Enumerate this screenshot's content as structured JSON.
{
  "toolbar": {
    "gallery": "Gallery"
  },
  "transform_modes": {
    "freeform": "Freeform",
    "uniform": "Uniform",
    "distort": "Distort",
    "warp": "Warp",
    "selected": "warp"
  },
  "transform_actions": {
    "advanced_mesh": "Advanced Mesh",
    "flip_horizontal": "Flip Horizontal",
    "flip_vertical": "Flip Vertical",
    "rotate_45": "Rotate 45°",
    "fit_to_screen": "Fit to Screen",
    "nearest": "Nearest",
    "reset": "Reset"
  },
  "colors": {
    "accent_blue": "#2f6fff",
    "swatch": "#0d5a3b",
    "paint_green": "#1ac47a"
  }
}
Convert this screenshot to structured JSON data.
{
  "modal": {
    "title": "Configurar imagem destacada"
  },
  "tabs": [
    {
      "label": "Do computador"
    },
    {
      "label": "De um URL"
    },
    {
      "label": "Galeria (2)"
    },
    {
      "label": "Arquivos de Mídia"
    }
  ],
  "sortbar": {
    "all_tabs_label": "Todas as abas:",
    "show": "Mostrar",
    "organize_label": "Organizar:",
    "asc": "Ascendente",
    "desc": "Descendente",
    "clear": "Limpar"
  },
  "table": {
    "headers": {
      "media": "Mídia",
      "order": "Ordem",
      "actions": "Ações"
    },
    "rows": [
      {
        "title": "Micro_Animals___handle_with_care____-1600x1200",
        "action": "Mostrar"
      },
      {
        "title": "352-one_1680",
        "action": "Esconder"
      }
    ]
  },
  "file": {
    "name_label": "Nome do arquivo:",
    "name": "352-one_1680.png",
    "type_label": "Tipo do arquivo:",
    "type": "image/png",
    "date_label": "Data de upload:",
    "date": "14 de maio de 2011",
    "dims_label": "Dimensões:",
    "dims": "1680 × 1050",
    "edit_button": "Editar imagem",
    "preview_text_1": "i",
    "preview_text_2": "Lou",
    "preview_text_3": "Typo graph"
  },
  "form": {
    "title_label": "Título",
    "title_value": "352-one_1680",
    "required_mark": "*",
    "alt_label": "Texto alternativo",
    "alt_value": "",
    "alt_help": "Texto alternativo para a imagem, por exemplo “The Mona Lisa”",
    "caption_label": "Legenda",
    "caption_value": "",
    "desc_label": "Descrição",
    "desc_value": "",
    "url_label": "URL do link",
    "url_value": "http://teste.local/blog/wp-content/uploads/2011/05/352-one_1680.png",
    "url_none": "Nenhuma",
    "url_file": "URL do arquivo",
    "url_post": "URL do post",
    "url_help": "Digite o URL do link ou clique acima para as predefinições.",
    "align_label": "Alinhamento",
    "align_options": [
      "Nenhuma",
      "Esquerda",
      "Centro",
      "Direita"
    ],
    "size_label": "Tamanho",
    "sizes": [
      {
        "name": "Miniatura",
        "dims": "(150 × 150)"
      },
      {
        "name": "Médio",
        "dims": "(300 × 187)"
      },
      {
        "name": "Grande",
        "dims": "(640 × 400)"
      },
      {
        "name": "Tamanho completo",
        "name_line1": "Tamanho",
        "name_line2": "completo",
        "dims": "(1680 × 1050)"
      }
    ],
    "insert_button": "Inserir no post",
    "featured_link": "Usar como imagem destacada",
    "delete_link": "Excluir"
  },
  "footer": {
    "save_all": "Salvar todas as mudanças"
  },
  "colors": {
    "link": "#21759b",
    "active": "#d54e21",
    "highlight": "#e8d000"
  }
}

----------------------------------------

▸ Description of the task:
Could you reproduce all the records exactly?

▸ Answer section:
Enumerate this screenshot's content as structured JSON.
{
  "toolbar": {
    "gallery": "Gallery"
  },
  "transform_modes": {
    "freeform": "Freeform",
    "uniform": "Uniform",
    "distort": "Distort",
    "warp": "Warp",
    "selected": "warp"
  },
  "transform_actions": {
    "advanced_mesh": "Advanced Mesh",
    "flip_horizontal": "Flip Horizontal",
    "flip_vertical": "Flip Vertical",
    "rotate_45": "Rotate 45°",
    "fit_to_screen": "Fit to Screen",
    "nearest": "Nearest",
    "reset": "Reset"
  },
  "colors": {
    "accent_blue": "#2f6fff",
    "swatch": "#0d5a3b",
    "paint_green": "#1ac47a"
  }
}
Convert this screenshot to structured JSON data.
{
  "modal": {
    "title": "Configurar imagem destacada"
  },
  "tabs": [
    {
      "label": "Do computador"
    },
    {
      "label": "De um URL"
    },
    {
      "label": "Galeria (2)"
    },
    {
      "label": "Arquivos de Mídia"
    }
  ],
  "sortbar": {
    "all_tabs_label": "Todas as abas:",
    "show": "Mostrar",
    "organize_label": "Organizar:",
    "asc": "Ascendente",
    "desc": "Descendente",
    "clear": "Limpar"
  },
  "table": {
    "headers": {
      "media": "Mídia",
      "order": "Ordem",
      "actions": "Ações"
    },
    "rows": [
      {
        "title": "Micro_Animals___handle_with_care____-1600x1200",
        "action": "Mostrar"
      },
      {
        "title": "352-one_1680",
        "action": "Esconder"
      }
    ]
  },
  "file": {
    "name_label": "Nome do arquivo:",
    "name": "352-one_1680.png",
    "type_label": "Tipo do arquivo:",
    "type": "image/png",
    "date_label": "Data de upload:",
    "date": "14 de maio de 2011",
    "dims_label": "Dimensões:",
    "dims": "1680 × 1050",
    "edit_button": "Editar imagem",
    "preview_text_1": "i",
    "preview_text_2": "Lou",
    "preview_text_3": "Typo graph"
  },
  "form": {
    "title_label": "Título",
    "title_value": "352-one_1680",
    "required_mark": "*",
    "alt_label": "Texto alternativo",
    "alt_value": "",
    "alt_help": "Texto alternativo para a imagem, por exemplo “The Mona Lisa”",
    "caption_label": "Legenda",
    "caption_value": "",
    "desc_label": "Descrição",
    "desc_value": "",
    "url_label": "URL do link",
    "url_value": "http://teste.local/blog/wp-content/uploads/2011/05/352-one_1680.png",
    "url_none": "Nenhuma",
    "url_file": "URL do arquivo",
    "url_post": "URL do post",
    "url_help": "Digite o URL do link ou clique acima para as predefinições.",
    "align_label": "Alinhamento",
    "align_options": [
      "Nenhuma",
      "Esquerda",
      "Centro",
      "Direita"
    ],
    "size_label": "Tamanho",
    "sizes": [
      {
        "name": "Miniatura",
        "dims": "(150 × 150)"
      },
      {
        "name": "Médio",
        "dims": "(300 × 187)"
      },
      {
        "name": "Grande",
        "dims": "(640 × 400)"
      },
      {
        "name": "Tamanho completo",
        "name_line1": "Tamanho",
        "name_line2": "completo",
        "dims": "(1680 × 1050)"
      }
    ],
    "insert_button": "Inserir no post",
    "featured_link": "Usar como imagem destacada",
    "delete_link": "Excluir"
  },
  "footer": {
    "save_all": "Salvar todas as mudanças"
  },
  "colors": {
    "link": "#21759b",
    "active": "#d54e21",
    "highlight": "#e8d000"
  }
}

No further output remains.